Very late one Friday afternoon on a cold day while driving near the center of town, a friend who is accompanying me on errands comments on the twenty-five-plus people congregated with their bags near the edge of a parking lot.
“They are homeless,” I reply.
“But so many?” my companion asks in disbelief.
“Yes. They are probably waiting for a ride to a local shelter. Because of the profoundly Christian nature of this community, there are several shelters operating here. People in this area take serving the homeless quite seriously,” I explain.
“But where do they go during the day time?”
“Many of them spend their time among the various library branches. From what I have been able to discern, most of them are looking for ways to change their circumstances. They search for jobs, try to reconnect with family who might take them in or attempt to take care of more serious medical concerns via email and telephone.”
“That is an awful lot of people,” my companion comments.
“I’ll call the pizza in,” I announce. We have agreed on a medium, cheese-and-onion, something small to celebrate the two-person “girls’ night in.” Our conversation has revolved around listening to the heart and bringing the heart around to becoming a willing and reliable agent of Grace.
“Self-care is imperative,” I continue the thread of our conversation, after the pizza has been ordered. “Don’t think that self-care needs to suffer in order to serve from the heart. But, what does happen is that our definitions of what we consider solid self-care begin to shift.
“For example,” I continue, “where we once thought of self-care as a shopping expedition to purchase a new blouse, blazer or a bit of random bling may shift to revolve around our desiring more quiet, personal time in nature. Or, if shopping is truly a joyful, must-have experience, we may elect to shift our shopping desires toward the purchase of life necessities for another person, who is in need, choosing to work through a charitable organization.”

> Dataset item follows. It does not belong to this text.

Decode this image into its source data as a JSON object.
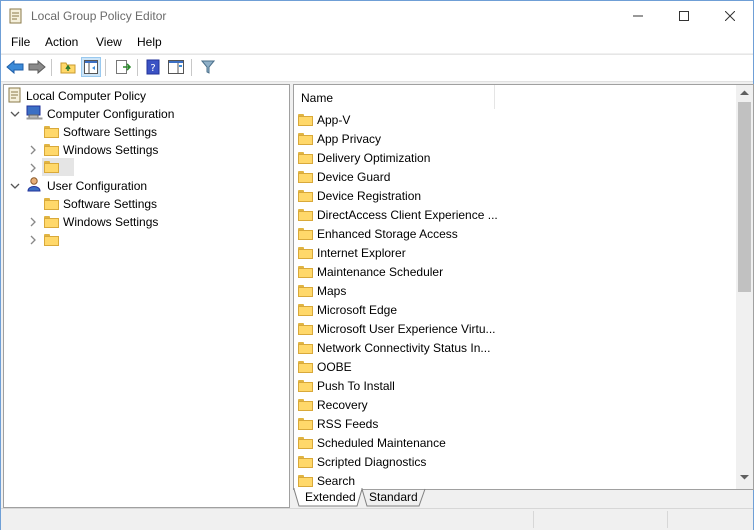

My friend breaks in, “But, how do you know when you are receiving reliable guidance?”
“It should feel right in the heart. There may be a sense of Stillness or Peace around the proposed action or around an idea,” I explain. “It may also feel like it is perennially Christmas Eve–almost everyday. And, genuine guidance from Holy Mother does not injure or harm; it heals.
“Finally,” I explain, “There comes a phase where Holy Mother seems to step in, in order to care for you, in seemingly minor yet very meaningful ways. I’ll explain more later.” Our conversation stops so that I may run to pick up our take-out pizza.
At the pizza place, as the clerk hands me the box for a large pizza, he explains that he “messed up,” adding, “But, don’t worry. I’ll only charge you for the medium.”
It feels like Christmas Eve again–in my heart.
Walking through the door at home, I explain what happened to our pizza order to my friend.
“So, is this the type of care you were talking about?” my friend asks. “Large pizzas at no additional charge, even though you clearly ordered a medium?” Then, in a teasing tone, my friend says through a bite of hot, fresh pizza, “I would like to meet this Holy Mother of yours.”
“Dude, I can help you with that,” one man is leaning over another seated man filling out an online registration form for homeless services at one of the public library’s computers.
At the adjacent computer terminal, I drop into a chair to check email. My skin is prickly from the long, hot walk to the library, and I am looking like a boiled lobster while trying hard not to overhear the conversation next to me.
“I got it bro,” the response comes. “But, thanks for the help. Hey, man, you know about this place?” the seated man asks gesturing to the screen.
“Yeah, they got a ten-o’clock curfew. That’s alright. What I don’t like is the showers and beds and sh*t. They’s all communal. I ‘m real clean. I can hardly stand to shower there, let alone sleep. I got to get me a job, so I can have my own place—my own shower. You hear me? Family sent me ahead, ya see?” (There is a formal recounting of all of the immediate and extended family members relying on this man’s ability to find and retain employment.)
“Yeah, yeah. I hear, ya. Who’d ya say was hiring?”
“There’s that warehouse. They’s taking applications. Do you need me to help you with that? I can help you. I got me a bar of soap and found a stream.
Cleaner washing in that stream than some of those places. I know they [the local Christian charities] mean well—but germs, man, I’m really funny ’bout germs. Family is counting on me. You see what I’m sayin’ bro?”
“Yeah. I got it,” the seated man replies. “Thank you, though.”
“I’ll catch you later.” The other man moves away, returning to perch on one of the library’s high stools facing the windows looking out onto the pedestrian traffic on the street.
Exhaling, I finish my computer session, grateful for the home I have. Gathering my things together, I exit the building to breathe the hot, heavy air and begin my walk home. I consider how alone the man with the extended family must feel, I hope Grace keeps him safe.